**Data for this exercise:**
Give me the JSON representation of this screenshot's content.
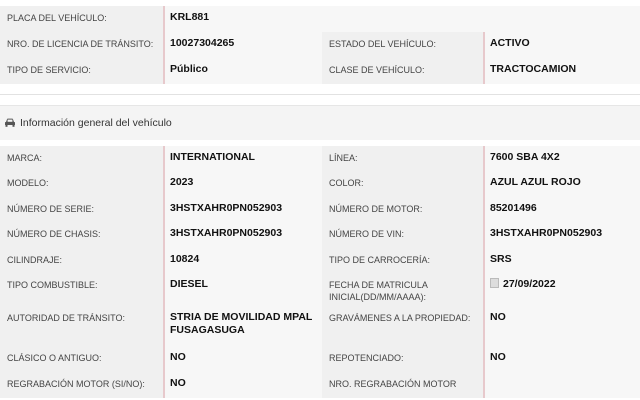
{
  "top": {
    "placa_label": "PLACA DEL VEHÍCULO:",
    "placa_value": "KRL881",
    "licencia_label": "NRO. DE LICENCIA DE TRÁNSITO:",
    "licencia_value": "10027304265",
    "estado_label": "ESTADO DEL VEHÍCULO:",
    "estado_value": "ACTIVO",
    "servicio_label": "TIPO DE SERVICIO:",
    "servicio_value": "Público",
    "clase_label": "CLASE DE VEHÍCULO:",
    "clase_value": "TRACTOCAMION"
  },
  "section": {
    "title": "Información general del vehículo",
    "icon": "car-icon"
  },
  "general": {
    "marca_label": "MARCA:",
    "marca_value": "INTERNATIONAL",
    "linea_label": "LÍNEA:",
    "linea_value": "7600 SBA 4X2",
    "modelo_label": "MODELO:",
    "modelo_value": "2023",
    "color_label": "COLOR:",
    "color_value": "AZUL AZUL ROJO",
    "serie_label": "NÚMERO DE SERIE:",
    "serie_value": "3HSTXAHR0PN052903",
    "motor_label": "NÚMERO DE MOTOR:",
    "motor_value": "85201496",
    "chasis_label": "NÚMERO DE CHASIS:",
    "chasis_value": "3HSTXAHR0PN052903",
    "vin_label": "NÚMERO DE VIN:",
    "vin_value": "3HSTXAHR0PN052903",
    "cilindraje_label": "CILINDRAJE:",
    "cilindraje_value": "10824",
    "carroceria_label": "TIPO DE CARROCERÍA:",
    "carroceria_value": "SRS",
    "combustible_label": "TIPO COMBUSTIBLE:",
    "combustible_value": "DIESEL",
    "matricula_label_line1": "FECHA DE MATRICULA",
    "matricula_label_line2": "INICIAL(DD/MM/AAAA):",
    "matricula_value": "27/09/2022",
    "autoridad_label": "AUTORIDAD DE TRÁNSITO:",
    "autoridad_value_line1": "STRIA DE MOVILIDAD MPAL",
    "autoridad_value_line2": "FUSAGASUGA",
    "gravamenes_label": "GRAVÁMENES A LA PROPIEDAD:",
    "gravamenes_value": "NO",
    "clasico_label": "CLÁSICO O ANTIGUO:",
    "clasico_value": "NO",
    "repotenciado_label": "REPOTENCIADO:",
    "repotenciado_value": "NO",
    "regrabacion_label": "REGRABACIÓN MOTOR (SI/NO):",
    "regrabacion_value": "NO",
    "nro_regrabacion_label": "NRO. REGRABACIÓN MOTOR",
    "nro_regrabacion_value": ""
  }
}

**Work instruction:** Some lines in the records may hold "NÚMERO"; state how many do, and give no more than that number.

**Answer section:** 4